READ MORE | More symptoms of coronavirus: 'Covid toes' and skin rashes
Like many other countries, South Africa is struggling to access adequate testing materials to scale up Covid-19 testing.
A key challenge faced by laboratories in South Africa and elsewhere is that most of our diagnostic infrastructure requires the use of proprietary test materials – including reagents, consumables and cartridges. This largely prevents laboratories from making their own test materials or procuring test materials from sources other than the diagnostic machine’s manufacturer.
South Africa’s National Health Laboratory Service (NHLS) is currently using diagnostic machines produced by several companies to diagnose Covid-19. But the country is facing challenges in securing an adequate supply of reagents and consumables for running these tests. The NHLS has also indicated that it will increase its use of the company Cepheid’s GeneXpert machines for testing as test cartridges become available.
Yet, despite being the first country to broadly roll out GeneXpert diagnostic machines, and having been a crucial location for the trialling of the machines, South Africa is struggling to access adequate Covid-19 test cartridges from Cepheid.
READ MORE | Covid-19: Behind SA’s shortages of test materials
The global lockdown caused by Covid-19 risks a "devastating" surge in tuberculosis cases, with nearly 1.4 million additional deaths from the world's biggest infectious killer by 2025, new research showed on Wednesday.
TB, a bacterial infection that normally attacks patients' lungs, is largely treatable yet still infects an estimated 10 million people every year.
In 2018, it killed around 1.5 million people, according to the World Health Organization (WHO), including more than 200 000 children.
Since effective medication exists, the world's TB response is centred on testing and treating as many patients as possible.
READ MORE | Covid-19 lockdown risks 1.4 million extra TB deaths – study
People all over the globe who've recovered from the new coronavirus want to know the same thing: Am I immune, at least for a while? A new study of common coronaviruses is not exactly reassuring.
Researchers found it was "not uncommon" for people with run-of-the-mill coronaviruses (not the one that causes Covid-19) to have a repeat infection within a year.
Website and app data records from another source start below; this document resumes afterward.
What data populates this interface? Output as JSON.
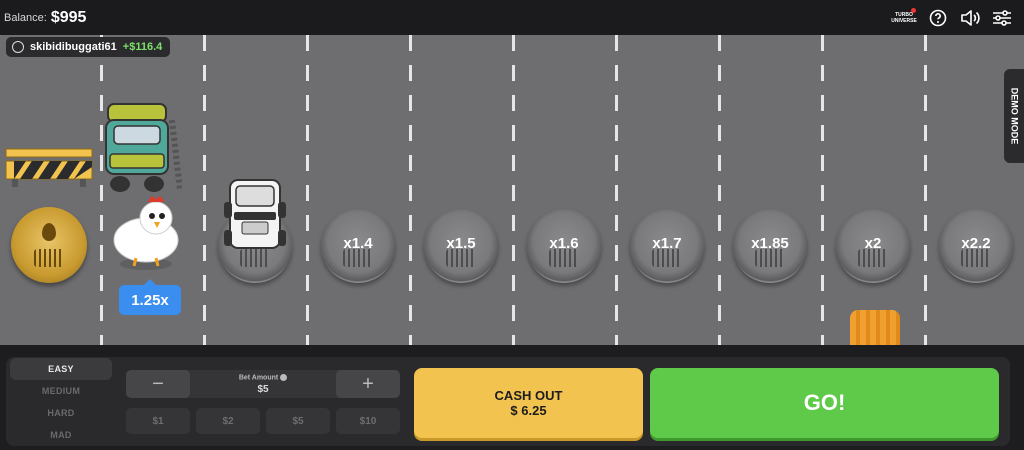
{
  "header": {
    "balance_label": "Balance:",
    "balance_value": "$995",
    "icons": [
      "turbo-universe-logo",
      "help-icon",
      "sound-icon",
      "settings-sliders-icon"
    ],
    "logo_text": "TURBO UNIVERSE"
  },
  "player": {
    "username": "skibidibuggati61",
    "winnings": "+$116.4"
  },
  "demo_mode_label": "DEMO MODE",
  "road": {
    "current_multiplier": "1.25x",
    "lanes": [
      {
        "multiplier": "x1.4"
      },
      {
        "multiplier": "x1.5"
      },
      {
        "multiplier": "x1.6"
      },
      {
        "multiplier": "x1.7"
      },
      {
        "multiplier": "x1.85"
      },
      {
        "multiplier": "x2"
      },
      {
        "multiplier": "x2.2"
      }
    ]
  },
  "difficulty": {
    "options": [
      "EASY",
      "MEDIUM",
      "HARD",
      "MAD"
    ],
    "selected": "EASY"
  },
  "bet": {
    "label": "Bet Amount",
    "value": "$5",
    "minus": "−",
    "plus": "+",
    "quick_chips": [
      "$1",
      "$2",
      "$5",
      "$10"
    ]
  },
  "actions": {
    "cashout_label": "CASH OUT",
    "cashout_amount": "$ 6.25",
    "go_label": "GO!"
  },
  "colors": {
    "road": "#6e6e70",
    "cashout": "#f2c44f",
    "go": "#5fca4a",
    "badge": "#3a8ef0",
    "win": "#7ee06a"
  }
}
Of 86 New York City residents infected with those coronaviruses, 12 tested positive for the same bug again.
A big caveat is, the study looked only at the four coronaviruses that are endemic in humans – the kinds that cause nothing worse than cold symptoms.
"They're kind of wimpy," said researcher Jeffrey Shaman, a professor of environmental health sciences at Columbia University Mailman School of Public Health. "People rarely have to go to the doctor for these infections."
READ MORE | Can survivors get reinfected with coronavirus?
Because people who receive a donor kidney are often on immune-suppressing medications, they're at extremely high risk of dying if Covid-19 strikes, a new report warns.
The study, from doctors at Montefiore Medical Center in hard-hit New York City, looked at outcomes for 36 kidney transplant patients diagnosed with Covid-19 between 16 March and 1 April.
Nearly a third of these patients died from their infection with the new coronavirus, and in most cases, Covid-19 worsened rapidly, according to a team of Montefiore physicians led by Dr Enver Akalin.
Thirty-nine percent of patients needed to be put on a mechanical ventilator, and nearly two-thirds (64%) of those ventilated patients died.
READ MORE | Kidney transplant patients at high risk of fatal Covid-19
HEALTH TIPS (as recommended by the NICD and WHO)
• Maintain physical distancing – stay at least one metre away from somebody who is coughing or sneezing
• Practise frequent hand-washing, especially after direct contact with ill people or their environment
• Avoid touching your eyes, nose and mouth, as your hands touch many surfaces and could potentially transfer the virus
• Practise respiratory hygiene – cover your mouth with your bent elbow or tissue when you cough or sneeze. Remember to dispose the tissue immediately after use.